The ‘corruption plank’ has been well exploited by the Modi-government to justify the harsh stance taken on a number of issues perceived as off shoots of the corruption malaise, with the Indian banknote demonetization being one of them.

With claims by the government that the action would curtail the shadow economy and crack down on the use of illicit and counterfeit cash to fund various nefarious and illegal activities, taking all the 500 and 1000 currency notes of the Mahatma Gandhi series out of circulation however proved to be a damper for the Modi-ensemble.

In the meanwhile, a first-ever report on dubious deposits made in the wake of the 2016 notes ban has revealed that the country’s banks received an all-time high amount of fake currency and also detected an over 480 percent jump in suspicious transactions post demonetization.

India’s struggle with demonetization has apparently had far-reaching effects. As mentioned earlier, the cash-crunch experienced of late definitely seems to be a fall-out of the mahayaga as well.

The BJP-alliance at the centre is slowly but surely losing the trust of the middle and lower income class of the populace that actually formed the chunk of the voters which had envisioned a Ram Rajya under Modi.

If a cashless economy is what has been desired all along why hasn’t it been pursued in a more vigorous manner as is the practice with all the agendas that bear the distinct stamp of Modiji’s ‘strategic brilliance’ written all over them!

It is now being maintained that the cash crunch experienced in certain parts of the country is ‘one of the many teething problems for a cash-based economy which is trying to make a transition to a cashless economy’.

The slew of measures announced by the government to ease the cash crunch which underline the need to have cashless transactions by facilitating e-payments directly through banks and going digital by promoting the use of plastic money however fails to convince the public as paper money continues to remain the most reliable as far as dealings are concerned.     

No, not for the common man the luxuries of the plastic money!   That is not to say that digital transactions are to be shunned.

The contention that the consumer preference for cash accentuates the Indian mentality for evading taxes however contradicts itself considering that many of the countrymen still live on the fringes of the stipulated tax limits and naturally depend on cash for their survival.

The government appears to be in a hurry as if in just these five years it is envisioning an India shining. It could well be said that ever since the ‘installation’ of Modi as the nation’s Premier, Indians are being treated to a crash course in economics! ‘Demonetization and ‘Remonetization’ were never part of the normal terminology for the common man.

Reforms are to be ushered in gently. They should have gentle flow before getting entrenched in the mainstream.
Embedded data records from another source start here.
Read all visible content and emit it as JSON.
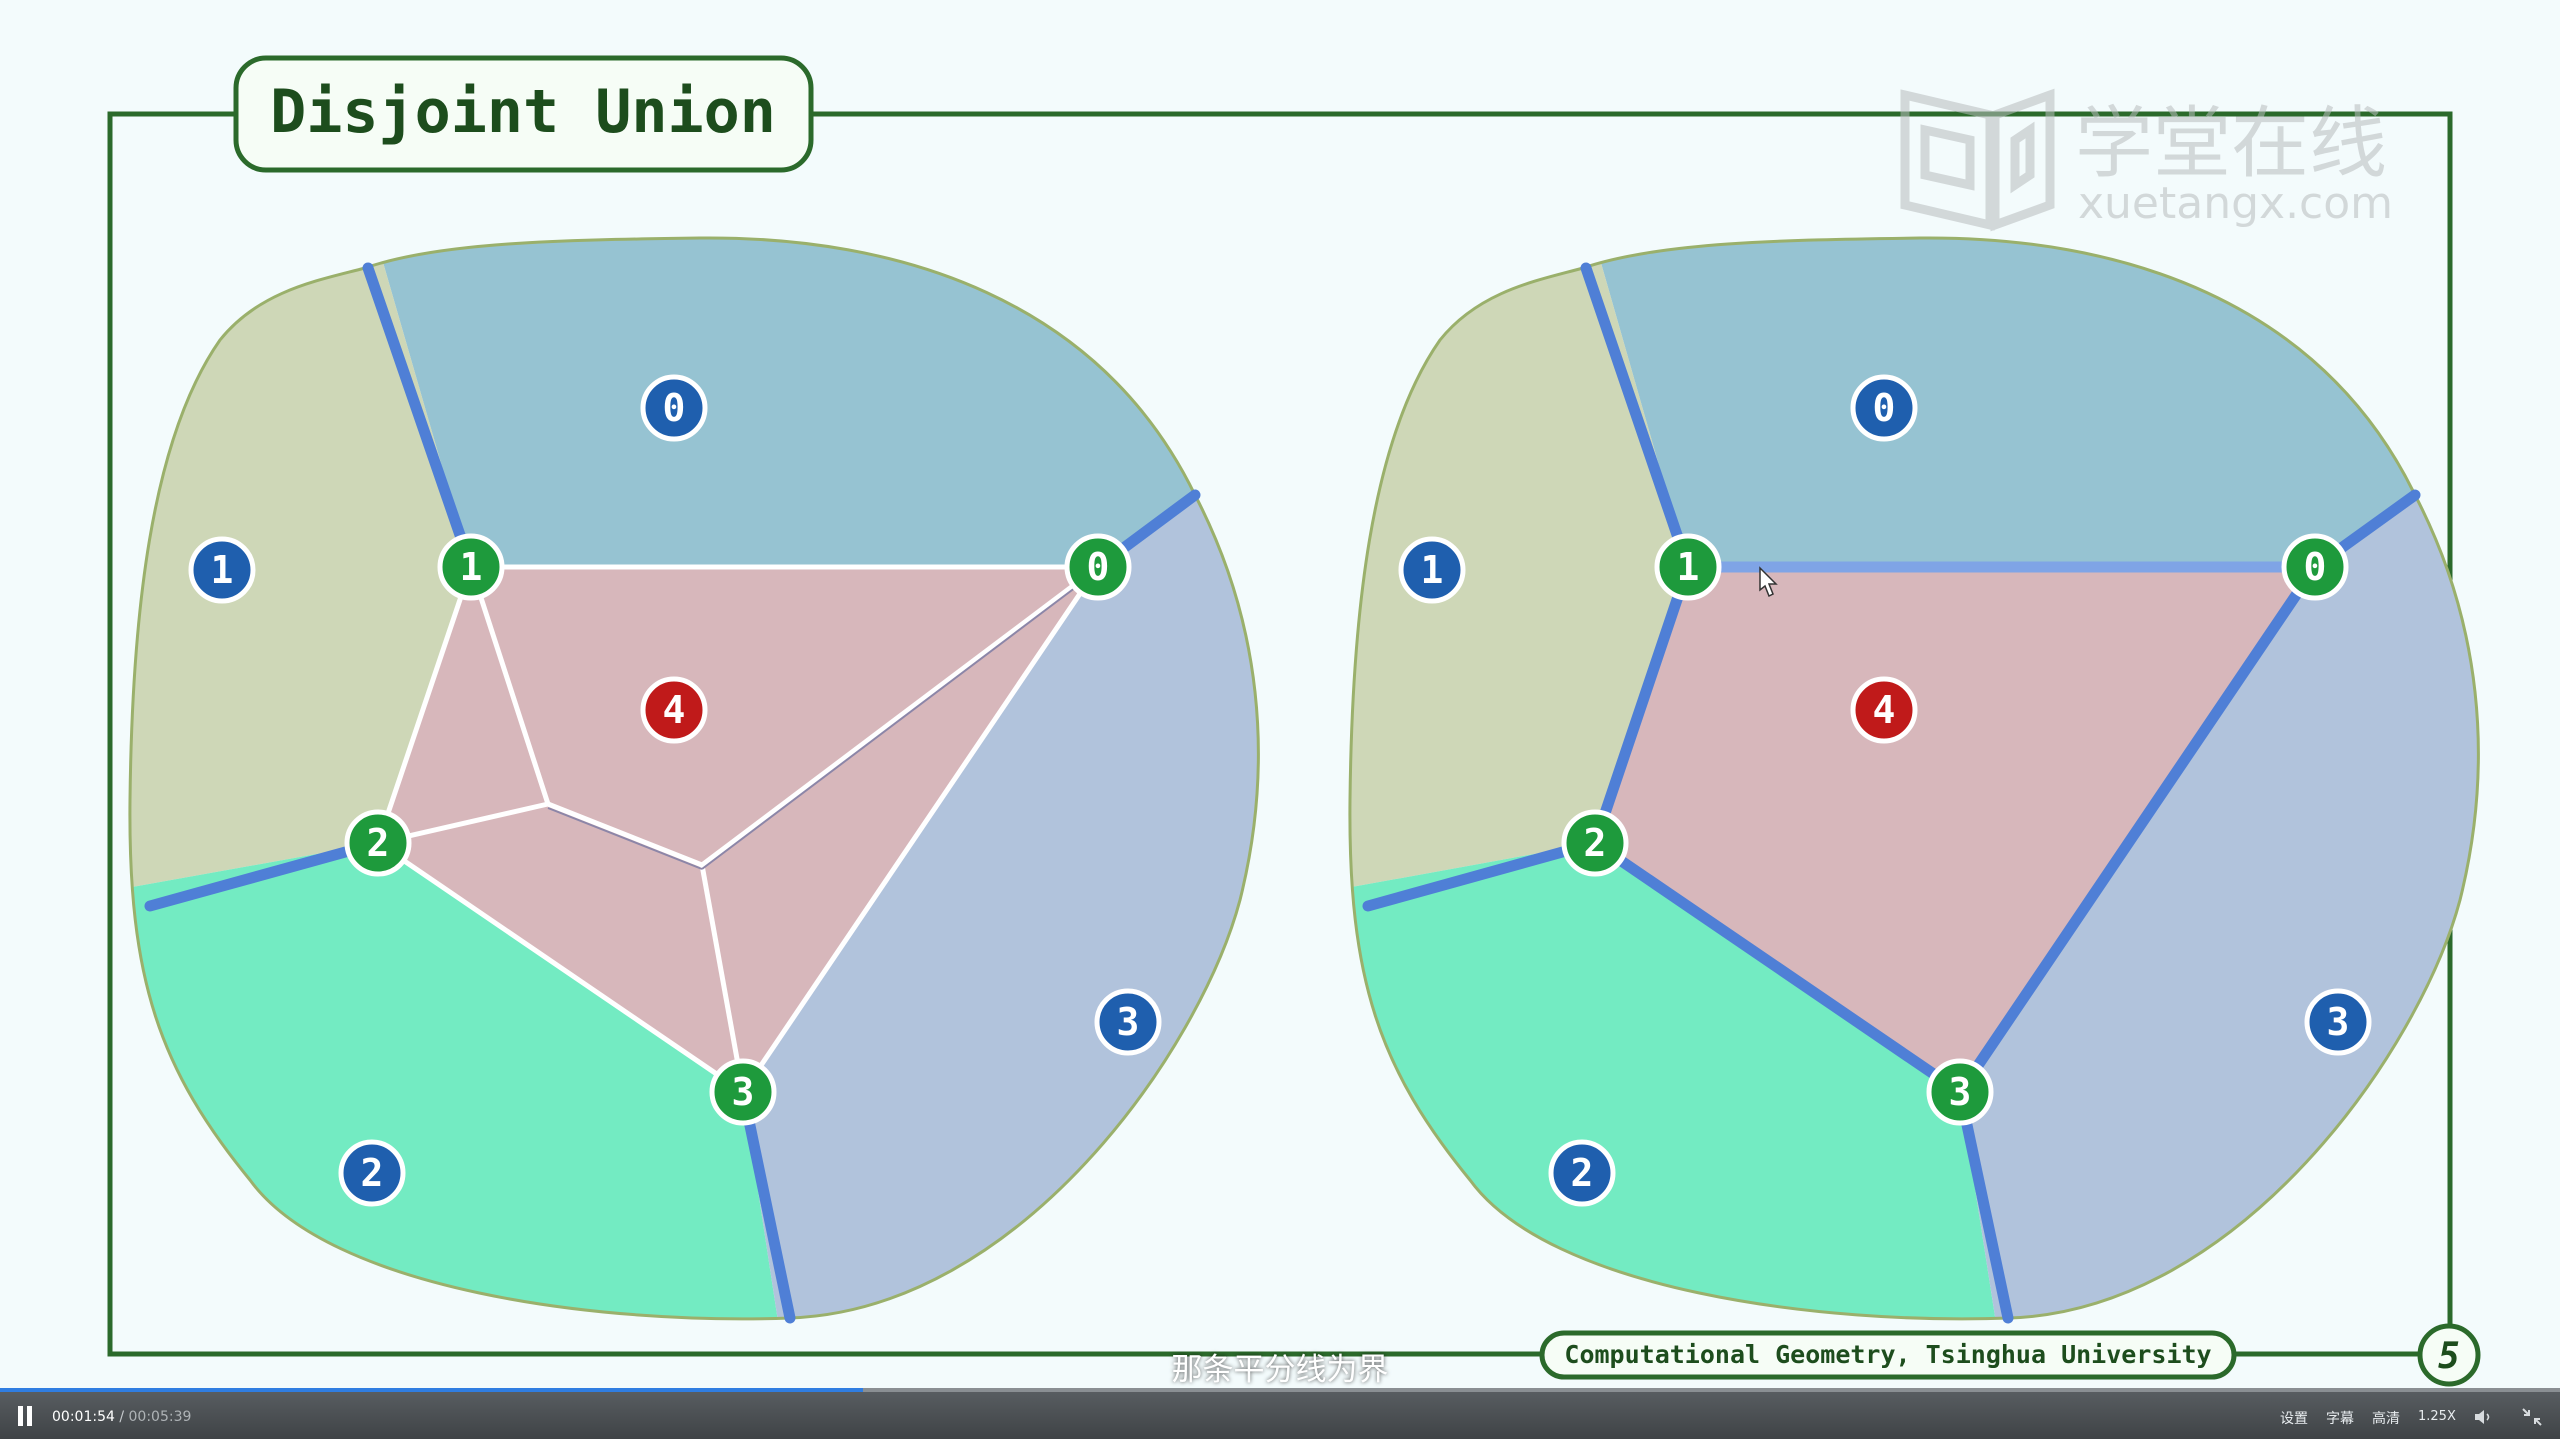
{
  "slide": {
    "title": "Disjoint Union",
    "footer": "Computational Geometry, Tsinghua University",
    "page_number": "5",
    "watermark": {
      "brand": "学堂在线",
      "domain": "xuetangx.com"
    },
    "colors": {
      "frame": "#2b6a2b",
      "region_0": "#96c3d2",
      "region_1": "#ced7b7",
      "region_2": "#73ebc2",
      "region_3": "#b1c3dc",
      "region_4": "#d7b7bb",
      "site_blue": "#1f5fae",
      "site_green": "#1e9a3c",
      "site_red": "#c01a1a",
      "edge_blue": "#4f7fd6"
    },
    "left_diagram": {
      "region_labels": [
        "0",
        "1",
        "2",
        "3",
        "4"
      ],
      "vertex_labels": [
        "0",
        "1",
        "2",
        "3"
      ]
    },
    "right_diagram": {
      "region_labels": [
        "0",
        "1",
        "2",
        "3",
        "4"
      ],
      "vertex_labels": [
        "0",
        "1",
        "2",
        "3"
      ]
    }
  },
  "player": {
    "subtitle": "那条平分线为界",
    "current_time": "00:01:54",
    "separator": "/",
    "duration": "00:05:39",
    "progress": 0.337,
    "settings_label": "设置",
    "captions_label": "字幕",
    "quality_label": "高清",
    "speed_label": "1.25X",
    "volume_icon": "volume-icon",
    "exit_fullscreen_icon": "exit-fullscreen-icon"
  }
}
People need to gradually get used to the changes. A fiscal regimen enforced abruptly has never boded well for any economy.

But above all it is the compatibility with the changing times - and ordinances - for the common man that is the measure of good governance for any dispensation.

(Published on 30th April 2018, Volume XXX, Issue 18)